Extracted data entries
..............................
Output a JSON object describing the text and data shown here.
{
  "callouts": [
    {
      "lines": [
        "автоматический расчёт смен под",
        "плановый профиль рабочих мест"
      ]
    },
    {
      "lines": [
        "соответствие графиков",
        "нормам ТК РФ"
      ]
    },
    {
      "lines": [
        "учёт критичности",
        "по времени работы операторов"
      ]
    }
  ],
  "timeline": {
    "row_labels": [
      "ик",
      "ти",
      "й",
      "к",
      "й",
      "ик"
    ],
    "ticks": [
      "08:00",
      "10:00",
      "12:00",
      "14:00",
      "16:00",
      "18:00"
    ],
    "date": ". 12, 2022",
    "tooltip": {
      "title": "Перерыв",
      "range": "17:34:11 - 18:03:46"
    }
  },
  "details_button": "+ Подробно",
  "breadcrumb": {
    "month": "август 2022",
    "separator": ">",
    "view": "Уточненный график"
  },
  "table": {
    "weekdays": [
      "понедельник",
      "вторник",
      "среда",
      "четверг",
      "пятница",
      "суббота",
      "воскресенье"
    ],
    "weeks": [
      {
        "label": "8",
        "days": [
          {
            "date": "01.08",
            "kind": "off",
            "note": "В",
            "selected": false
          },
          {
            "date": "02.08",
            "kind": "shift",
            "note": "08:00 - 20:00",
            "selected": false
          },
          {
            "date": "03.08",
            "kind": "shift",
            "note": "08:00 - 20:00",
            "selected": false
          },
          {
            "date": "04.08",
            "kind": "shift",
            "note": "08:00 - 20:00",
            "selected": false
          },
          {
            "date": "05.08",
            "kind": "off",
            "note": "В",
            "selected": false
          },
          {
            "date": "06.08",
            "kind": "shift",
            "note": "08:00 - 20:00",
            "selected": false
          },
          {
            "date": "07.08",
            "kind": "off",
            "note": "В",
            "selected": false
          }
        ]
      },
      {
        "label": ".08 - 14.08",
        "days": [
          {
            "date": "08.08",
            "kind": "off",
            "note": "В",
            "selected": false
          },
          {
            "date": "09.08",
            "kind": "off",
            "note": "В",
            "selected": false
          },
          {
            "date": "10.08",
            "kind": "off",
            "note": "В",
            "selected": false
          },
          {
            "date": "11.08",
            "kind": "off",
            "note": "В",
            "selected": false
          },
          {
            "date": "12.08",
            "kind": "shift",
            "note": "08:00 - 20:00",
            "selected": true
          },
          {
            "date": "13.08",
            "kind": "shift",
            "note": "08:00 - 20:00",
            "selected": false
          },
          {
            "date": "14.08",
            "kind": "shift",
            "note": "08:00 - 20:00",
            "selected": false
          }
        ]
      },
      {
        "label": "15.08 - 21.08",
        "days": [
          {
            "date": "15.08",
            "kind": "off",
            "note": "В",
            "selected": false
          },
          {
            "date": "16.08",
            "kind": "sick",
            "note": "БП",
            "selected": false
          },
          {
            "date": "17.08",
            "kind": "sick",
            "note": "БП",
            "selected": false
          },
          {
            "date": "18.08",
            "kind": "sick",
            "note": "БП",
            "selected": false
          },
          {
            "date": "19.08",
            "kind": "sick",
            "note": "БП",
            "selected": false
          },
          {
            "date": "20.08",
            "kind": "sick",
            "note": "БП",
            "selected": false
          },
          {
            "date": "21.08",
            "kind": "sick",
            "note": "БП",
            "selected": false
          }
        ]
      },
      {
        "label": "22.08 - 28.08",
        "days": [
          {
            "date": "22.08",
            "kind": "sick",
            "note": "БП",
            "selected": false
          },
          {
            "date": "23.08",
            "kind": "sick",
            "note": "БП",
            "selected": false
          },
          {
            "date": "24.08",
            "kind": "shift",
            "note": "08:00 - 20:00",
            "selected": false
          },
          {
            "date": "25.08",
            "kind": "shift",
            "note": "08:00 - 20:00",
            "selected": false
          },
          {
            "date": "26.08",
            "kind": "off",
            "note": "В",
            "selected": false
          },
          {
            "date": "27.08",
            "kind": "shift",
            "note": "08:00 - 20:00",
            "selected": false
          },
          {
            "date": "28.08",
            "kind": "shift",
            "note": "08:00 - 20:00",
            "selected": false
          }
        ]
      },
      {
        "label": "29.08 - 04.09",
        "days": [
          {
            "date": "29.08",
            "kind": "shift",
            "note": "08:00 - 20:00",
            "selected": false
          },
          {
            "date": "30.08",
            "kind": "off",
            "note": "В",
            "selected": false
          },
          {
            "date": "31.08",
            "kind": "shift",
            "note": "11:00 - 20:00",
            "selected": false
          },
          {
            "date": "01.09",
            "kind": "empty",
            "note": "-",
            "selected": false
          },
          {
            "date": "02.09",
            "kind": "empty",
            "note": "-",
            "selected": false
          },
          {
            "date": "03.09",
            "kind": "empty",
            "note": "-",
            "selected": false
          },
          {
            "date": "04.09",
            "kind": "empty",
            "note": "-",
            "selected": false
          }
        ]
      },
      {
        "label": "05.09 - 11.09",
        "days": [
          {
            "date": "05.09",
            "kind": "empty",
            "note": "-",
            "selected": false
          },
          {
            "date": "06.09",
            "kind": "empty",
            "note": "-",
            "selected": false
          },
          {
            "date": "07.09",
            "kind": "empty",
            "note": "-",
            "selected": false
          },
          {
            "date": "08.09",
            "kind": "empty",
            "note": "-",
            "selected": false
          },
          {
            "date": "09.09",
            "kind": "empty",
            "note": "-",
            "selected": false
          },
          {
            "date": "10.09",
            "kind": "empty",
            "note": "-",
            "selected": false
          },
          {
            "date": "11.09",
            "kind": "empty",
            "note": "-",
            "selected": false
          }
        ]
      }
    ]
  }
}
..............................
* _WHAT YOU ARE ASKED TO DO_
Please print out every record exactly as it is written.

* _SOLVED EXERCISE_
Output a JSON object describing the text and data shown here.
{
  "callouts": [
    {
      "lines": [
        "автоматический расчёт смен под",
        "плановый профиль рабочих мест"
      ]
    },
    {
      "lines": [
        "соответствие графиков",
        "нормам ТК РФ"
      ]
    },
    {
      "lines": [
        "учёт критичности",
        "по времени работы операторов"
      ]
    }
  ],
  "timeline": {
    "row_labels": [
      "ик",
      "ти",
      "й",
      "к",
      "й",
      "ик"
    ],
    "ticks": [
      "08:00",
      "10:00",
      "12:00",
      "14:00",
      "16:00",
      "18:00"
    ],
    "date": ". 12, 2022",
    "tooltip": {
      "title": "Перерыв",
      "range": "17:34:11 - 18:03:46"
    }
  },
  "details_button": "+ Подробно",
  "breadcrumb": {
    "month": "август 2022",
    "separator": ">",
    "view": "Уточненный график"
  },
  "table": {
    "weekdays": [
      "понедельник",
      "вторник",
      "среда",
      "четверг",
      "пятница",
      "суббота",
      "воскресенье"
    ],
    "weeks": [
      {
        "label": "8",
        "days": [
          {
            "date": "01.08",
            "kind": "off",
            "note": "В",
            "selected": false
          },
          {
            "date": "02.08",
            "kind": "shift",
            "note": "08:00 - 20:00",
            "selected": false
          },
          {
            "date": "03.08",
            "kind": "shift",
            "note": "08:00 - 20:00",
            "selected": false
          },
          {
            "date": "04.08",
            "kind": "shift",
            "note": "08:00 - 20:00",
            "selected": false
          },
          {
            "date": "05.08",
            "kind": "off",
            "note": "В",
            "selected": false
          },
          {
            "date": "06.08",
            "kind": "shift",
            "note": "08:00 - 20:00",
            "selected": false
          },
          {
            "date": "07.08",
            "kind": "off",
            "note": "В",
            "selected": false
          }
        ]
      },
      {
        "label": ".08 - 14.08",
        "days": [
          {
            "date": "08.08",
            "kind": "off",
            "note": "В",
            "selected": false
          },
          {
            "date": "09.08",
            "kind": "off",
            "note": "В",
            "selected": false
          },
          {
            "date": "10.08",
            "kind": "off",
            "note": "В",
            "selected": false
          },
          {
            "date": "11.08",
            "kind": "off",
            "note": "В",
            "selected": false
          },
          {
            "date": "12.08",
            "kind": "shift",
            "note": "08:00 - 20:00",
            "selected": true
          },
          {
            "date": "13.08",
            "kind": "shift",
            "note": "08:00 - 20:00",
            "selected": false
          },
          {
            "date": "14.08",
            "kind": "shift",
            "note": "08:00 - 20:00",
            "selected": false
          }
        ]
      },
      {
        "label": "15.08 - 21.08",
        "days": [
          {
            "date": "15.08",
            "kind": "off",
            "note": "В",
            "selected": false
          },
          {
            "date": "16.08",
            "kind": "sick",
            "note": "БП",
            "selected": false
          },
          {
            "date": "17.08",
            "kind": "sick",
            "note": "БП",
            "selected": false
          },
          {
            "date": "18.08",
            "kind": "sick",
            "note": "БП",
            "selected": false
          },
          {
            "date": "19.08",
            "kind": "sick",
            "note": "БП",
            "selected": false
          },
          {
            "date": "20.08",
            "kind": "sick",
            "note": "БП",
            "selected": false
          },
          {
            "date": "21.08",
            "kind": "sick",
            "note": "БП",
            "selected": false
          }
        ]
      },
      {
        "label": "22.08 - 28.08",
        "days": [
          {
            "date": "22.08",
            "kind": "sick",
            "note": "БП",
            "selected": false
          },
          {
            "date": "23.08",
            "kind": "sick",
            "note": "БП",
            "selected": false
          },
          {
            "date": "24.08",
            "kind": "shift",
            "note": "08:00 - 20:00",
            "selected": false
          },
          {
            "date": "25.08",
            "kind": "shift",
            "note": "08:00 - 20:00",
            "selected": false
          },
          {
            "date": "26.08",
            "kind": "off",
            "note": "В",
            "selected": false
          },
          {
            "date": "27.08",
            "kind": "shift",
            "note": "08:00 - 20:00",
            "selected": false
          },
          {
            "date": "28.08",
            "kind": "shift",
            "note": "08:00 - 20:00",
            "selected": false
          }
        ]
      },
      {
        "label": "29.08 - 04.09",
        "days": [
          {
            "date": "29.08",
            "kind": "shift",
            "note": "08:00 - 20:00",
            "selected": false
          },
          {
            "date": "30.08",
            "kind": "off",
            "note": "В",
            "selected": false
          },
          {
            "date": "31.08",
            "kind": "shift",
            "note": "11:00 - 20:00",
            "selected": false
          },
          {
            "date": "01.09",
            "kind": "empty",
            "note": "-",
            "selected": false
          },
          {
            "date": "02.09",
            "kind": "empty",
            "note": "-",
            "selected": false
          },
          {
            "date": "03.09",
            "kind": "empty",
            "note": "-",
            "selected": false
          },
          {
            "date": "04.09",
            "kind": "empty",
            "note": "-",
            "selected": false
          }
        ]
      },
      {
        "label": "05.09 - 11.09",
        "days": [
          {
            "date": "05.09",
            "kind": "empty",
            "note": "-",
            "selected": false
          },
          {
            "date": "06.09",
            "kind": "empty",
            "note": "-",
            "selected": false
          },
          {
            "date": "07.09",
            "kind": "empty",
            "note": "-",
            "selected": false
          },
          {
            "date": "08.09",
            "kind": "empty",
            "note": "-",
            "selected": false
          },
          {
            "date": "09.09",
            "kind": "empty",
            "note": "-",
            "selected": false
          },
          {
            "date": "10.09",
            "kind": "empty",
            "note": "-",
            "selected": false
          },
          {
            "date": "11.09",
            "kind": "empty",
            "note": "-",
            "selected": false
          }
        ]
      }
    ]
  }
}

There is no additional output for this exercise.